02 Jun Is buying a student condo for my child a good investment?
Sometimes a parent decides to buy a place for their children while they hit the books in university or college. It can be a good alternative to paying thousands of dollars toward residence fees or rent. Just look at the math:
Student rent of $500 a month = $6,000 a year = $24,000 over 4 years of school.
That money could go to your mortgage instead as an investment for you.
In Ottawa, for example, you can buy an older one-bedroom condo for about $195,000. Or, buy a 2-bedroom for $240,000 and let your child’s roommate help cover the mortgage by paying rent. Let’s assume you pay 20 per cent down. Here’s an example of what your monthly costs could total when mortgage rates are low:
|Property taxes, maintenance||$300||$400|
Think about it: if your child rents a place, your money is helping the landlord pay his or her mortgage and other costs. If you buy a place instead and rent it to them, you have a real estate investment with a guaranteed tenant: your child. If the investment goes up in value, you will make money. Just remember that those gains will be taxed.
Also remember, mortgage rates and other costs change, and these changes will impact the numbers and your decision.
Things to consider before you decide:
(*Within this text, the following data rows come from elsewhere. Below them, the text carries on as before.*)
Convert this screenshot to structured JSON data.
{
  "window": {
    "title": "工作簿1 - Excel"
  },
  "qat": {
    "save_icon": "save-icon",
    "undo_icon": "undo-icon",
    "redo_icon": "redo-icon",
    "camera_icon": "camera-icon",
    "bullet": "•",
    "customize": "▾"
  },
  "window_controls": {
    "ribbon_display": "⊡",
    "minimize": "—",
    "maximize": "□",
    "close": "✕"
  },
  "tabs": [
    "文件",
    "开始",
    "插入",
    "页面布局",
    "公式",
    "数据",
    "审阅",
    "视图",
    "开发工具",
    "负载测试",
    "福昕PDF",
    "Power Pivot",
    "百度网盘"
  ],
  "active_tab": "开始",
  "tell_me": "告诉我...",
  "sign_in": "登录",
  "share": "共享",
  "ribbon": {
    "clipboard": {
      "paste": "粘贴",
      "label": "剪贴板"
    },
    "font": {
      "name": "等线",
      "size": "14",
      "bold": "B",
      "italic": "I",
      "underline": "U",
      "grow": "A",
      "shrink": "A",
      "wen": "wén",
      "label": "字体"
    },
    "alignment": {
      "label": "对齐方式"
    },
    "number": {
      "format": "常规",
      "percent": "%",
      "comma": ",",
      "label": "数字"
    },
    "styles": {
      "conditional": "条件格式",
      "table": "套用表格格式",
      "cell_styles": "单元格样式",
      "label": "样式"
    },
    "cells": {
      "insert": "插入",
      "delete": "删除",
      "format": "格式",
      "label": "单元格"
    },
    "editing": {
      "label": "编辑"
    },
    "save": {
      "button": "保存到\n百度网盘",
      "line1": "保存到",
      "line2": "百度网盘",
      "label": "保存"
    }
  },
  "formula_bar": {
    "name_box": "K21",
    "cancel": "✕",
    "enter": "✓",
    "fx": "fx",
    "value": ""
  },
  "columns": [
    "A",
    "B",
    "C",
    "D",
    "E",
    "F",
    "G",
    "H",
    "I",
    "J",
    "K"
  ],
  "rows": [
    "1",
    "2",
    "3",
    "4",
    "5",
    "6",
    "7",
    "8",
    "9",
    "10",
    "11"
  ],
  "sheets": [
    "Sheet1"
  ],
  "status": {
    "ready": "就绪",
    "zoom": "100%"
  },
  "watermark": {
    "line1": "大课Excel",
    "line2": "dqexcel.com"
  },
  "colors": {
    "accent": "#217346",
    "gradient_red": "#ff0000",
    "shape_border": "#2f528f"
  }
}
You can buy the property in your name, in your child’s name, or both. If you buy the property in your name, you should consider:
- The rental income you charge can pay a lot of your costs. Just remember you have to declare that income on your tax return.
- As a landlord, you can also claim many of your expenses, including mortgage interest. Assess your costs carefully before you buy. They will vary with the local real estate market, mortgage rates and other factors.
- Plan for some vacancies. Your child (or their roommate) may not stay in the condo over the summer break. Are you really going to ask them to pay rent if they are living somewhere else for a few months?
- Remember that you will own a greater share of the equity as you pay off the mortgage. And, the value of the condo may rise over time. This can offset your costs. But whether you do more than break even depends on what happens to housing prices in the area.
There are other benefits, too. Your child won’t need to look for a different place to live each year. They also won’t have to worry about subletting every summer. And their furniture won’t be coming back with them if they live at home over the summer break. Not a bad deal.
Remember: you may not make money if you buy a student condo.
But there are other reasons you may decide to go ahead. At the very least, you can provide your child with a nice place to live in a good neighbourhood while they go to school.
Pam Martin, Invis, Kelowna Mortgage Broker, Mortgage Broker Kelowna, Best Mortgage Rates, Okanagan Mortgage Broker, Vancouver Mortgage Broker, BC Mortgage Broker